**Prompt**
Your response should be a copy of each line in the listing below that includes the word "icon".

**Supplied material**
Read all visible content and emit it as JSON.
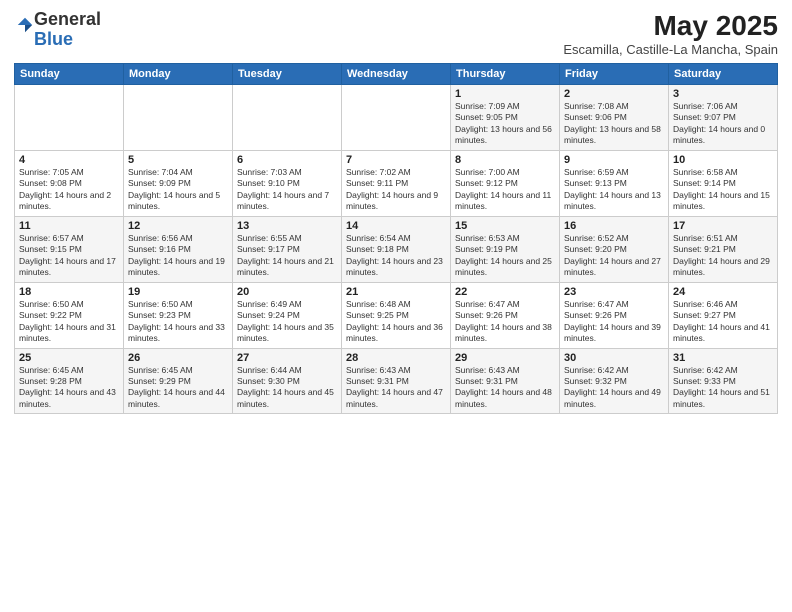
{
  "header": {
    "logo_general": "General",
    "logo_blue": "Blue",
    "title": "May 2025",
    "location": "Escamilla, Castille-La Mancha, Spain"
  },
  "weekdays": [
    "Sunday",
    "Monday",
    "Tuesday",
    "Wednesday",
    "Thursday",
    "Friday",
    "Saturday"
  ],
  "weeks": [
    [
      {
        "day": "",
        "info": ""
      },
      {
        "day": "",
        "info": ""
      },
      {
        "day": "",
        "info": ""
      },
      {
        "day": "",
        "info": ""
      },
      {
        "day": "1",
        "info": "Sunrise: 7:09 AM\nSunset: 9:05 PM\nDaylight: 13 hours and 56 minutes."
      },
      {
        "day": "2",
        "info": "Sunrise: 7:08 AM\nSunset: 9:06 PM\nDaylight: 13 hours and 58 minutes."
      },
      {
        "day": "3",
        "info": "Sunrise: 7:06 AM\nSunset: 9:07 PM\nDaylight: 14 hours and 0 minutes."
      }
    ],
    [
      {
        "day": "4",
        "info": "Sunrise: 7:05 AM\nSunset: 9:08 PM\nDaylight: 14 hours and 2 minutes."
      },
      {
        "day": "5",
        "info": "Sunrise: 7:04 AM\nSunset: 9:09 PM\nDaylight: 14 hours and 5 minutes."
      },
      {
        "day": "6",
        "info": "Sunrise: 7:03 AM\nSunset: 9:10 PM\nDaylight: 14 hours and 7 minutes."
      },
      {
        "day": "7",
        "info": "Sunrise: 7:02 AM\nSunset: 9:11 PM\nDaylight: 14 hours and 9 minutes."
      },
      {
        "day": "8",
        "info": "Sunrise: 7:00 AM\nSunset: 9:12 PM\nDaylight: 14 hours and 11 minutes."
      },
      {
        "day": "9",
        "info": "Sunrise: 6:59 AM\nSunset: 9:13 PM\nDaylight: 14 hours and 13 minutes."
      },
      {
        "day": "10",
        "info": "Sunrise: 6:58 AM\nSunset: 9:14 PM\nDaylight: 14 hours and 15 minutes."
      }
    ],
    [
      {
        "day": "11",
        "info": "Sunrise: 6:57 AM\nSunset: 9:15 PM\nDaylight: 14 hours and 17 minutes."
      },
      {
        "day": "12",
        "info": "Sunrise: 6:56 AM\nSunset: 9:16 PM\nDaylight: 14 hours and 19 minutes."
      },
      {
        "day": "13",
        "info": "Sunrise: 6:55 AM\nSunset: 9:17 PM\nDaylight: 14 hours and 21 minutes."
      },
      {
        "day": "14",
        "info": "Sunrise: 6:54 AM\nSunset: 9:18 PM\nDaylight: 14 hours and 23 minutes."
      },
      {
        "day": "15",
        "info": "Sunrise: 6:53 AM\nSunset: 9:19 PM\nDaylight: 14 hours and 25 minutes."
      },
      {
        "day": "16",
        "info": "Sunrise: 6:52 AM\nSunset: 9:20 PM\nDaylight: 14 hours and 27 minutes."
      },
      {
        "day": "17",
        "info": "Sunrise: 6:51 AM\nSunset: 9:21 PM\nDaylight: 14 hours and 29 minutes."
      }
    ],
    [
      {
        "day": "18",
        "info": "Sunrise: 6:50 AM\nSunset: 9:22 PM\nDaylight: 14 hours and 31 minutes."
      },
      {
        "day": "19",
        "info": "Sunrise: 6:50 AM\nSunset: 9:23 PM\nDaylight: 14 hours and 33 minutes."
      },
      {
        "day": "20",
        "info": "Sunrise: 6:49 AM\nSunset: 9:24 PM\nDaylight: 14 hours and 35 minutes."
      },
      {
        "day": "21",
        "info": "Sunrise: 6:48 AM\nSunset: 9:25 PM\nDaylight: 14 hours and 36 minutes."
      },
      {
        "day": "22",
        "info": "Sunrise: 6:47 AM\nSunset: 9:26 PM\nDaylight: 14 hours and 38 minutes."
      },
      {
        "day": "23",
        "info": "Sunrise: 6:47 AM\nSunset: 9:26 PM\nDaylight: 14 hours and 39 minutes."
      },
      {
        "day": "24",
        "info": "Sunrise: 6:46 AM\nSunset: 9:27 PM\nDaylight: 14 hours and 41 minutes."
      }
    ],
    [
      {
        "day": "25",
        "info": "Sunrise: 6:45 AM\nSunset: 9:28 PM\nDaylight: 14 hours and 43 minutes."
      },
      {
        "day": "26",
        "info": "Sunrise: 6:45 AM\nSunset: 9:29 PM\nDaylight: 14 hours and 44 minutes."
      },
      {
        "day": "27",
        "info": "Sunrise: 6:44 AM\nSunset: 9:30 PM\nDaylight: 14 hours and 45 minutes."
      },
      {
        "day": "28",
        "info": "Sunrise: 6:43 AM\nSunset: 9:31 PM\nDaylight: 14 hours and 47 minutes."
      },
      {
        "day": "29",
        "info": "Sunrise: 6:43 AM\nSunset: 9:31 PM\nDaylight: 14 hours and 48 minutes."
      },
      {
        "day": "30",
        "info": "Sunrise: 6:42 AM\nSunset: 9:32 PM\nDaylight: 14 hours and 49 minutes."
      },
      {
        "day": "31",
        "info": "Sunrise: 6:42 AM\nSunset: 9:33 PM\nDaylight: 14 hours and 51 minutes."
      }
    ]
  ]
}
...
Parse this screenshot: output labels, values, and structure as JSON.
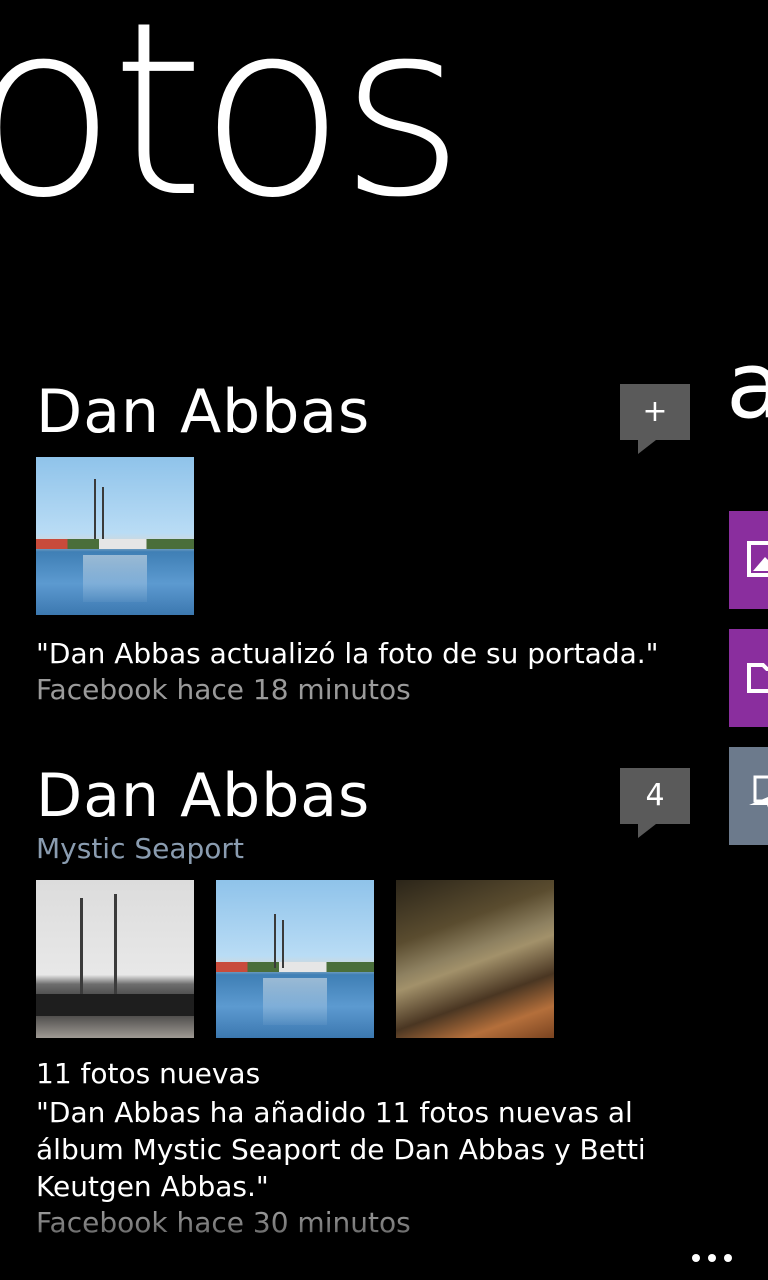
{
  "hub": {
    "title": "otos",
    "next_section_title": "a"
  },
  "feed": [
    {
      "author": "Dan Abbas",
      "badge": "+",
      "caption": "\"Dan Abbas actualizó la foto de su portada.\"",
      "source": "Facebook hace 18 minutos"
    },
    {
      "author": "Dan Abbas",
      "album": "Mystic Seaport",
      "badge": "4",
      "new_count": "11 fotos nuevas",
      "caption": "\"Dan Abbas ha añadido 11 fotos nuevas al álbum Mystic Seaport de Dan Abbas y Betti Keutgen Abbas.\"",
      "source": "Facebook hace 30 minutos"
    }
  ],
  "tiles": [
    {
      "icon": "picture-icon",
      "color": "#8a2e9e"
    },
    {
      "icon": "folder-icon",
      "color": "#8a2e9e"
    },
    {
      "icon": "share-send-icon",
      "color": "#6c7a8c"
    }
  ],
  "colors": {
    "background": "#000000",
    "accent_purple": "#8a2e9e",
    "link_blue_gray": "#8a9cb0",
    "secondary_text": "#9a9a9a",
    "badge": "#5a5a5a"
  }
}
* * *
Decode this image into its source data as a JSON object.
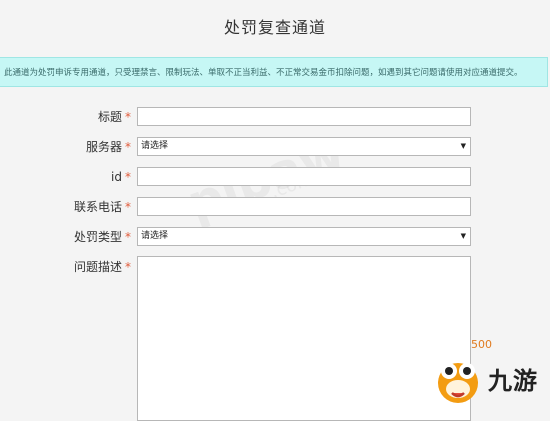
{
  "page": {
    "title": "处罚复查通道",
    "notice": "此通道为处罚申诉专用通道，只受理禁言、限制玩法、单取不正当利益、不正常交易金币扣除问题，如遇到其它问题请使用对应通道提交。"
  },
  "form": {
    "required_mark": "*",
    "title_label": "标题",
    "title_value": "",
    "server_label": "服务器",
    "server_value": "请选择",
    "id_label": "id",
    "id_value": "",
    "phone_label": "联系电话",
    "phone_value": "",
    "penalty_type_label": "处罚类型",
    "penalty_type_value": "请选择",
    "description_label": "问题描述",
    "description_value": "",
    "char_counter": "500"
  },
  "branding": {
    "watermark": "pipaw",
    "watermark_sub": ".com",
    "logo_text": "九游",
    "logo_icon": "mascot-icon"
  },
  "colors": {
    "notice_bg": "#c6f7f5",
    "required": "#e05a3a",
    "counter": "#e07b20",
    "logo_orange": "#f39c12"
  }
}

**Response to this exercise**
      "icon": "picture-icon",
      "icon": "folder-icon",
      "icon": "share-send-icon",
    "logo_icon": "mascot-icon"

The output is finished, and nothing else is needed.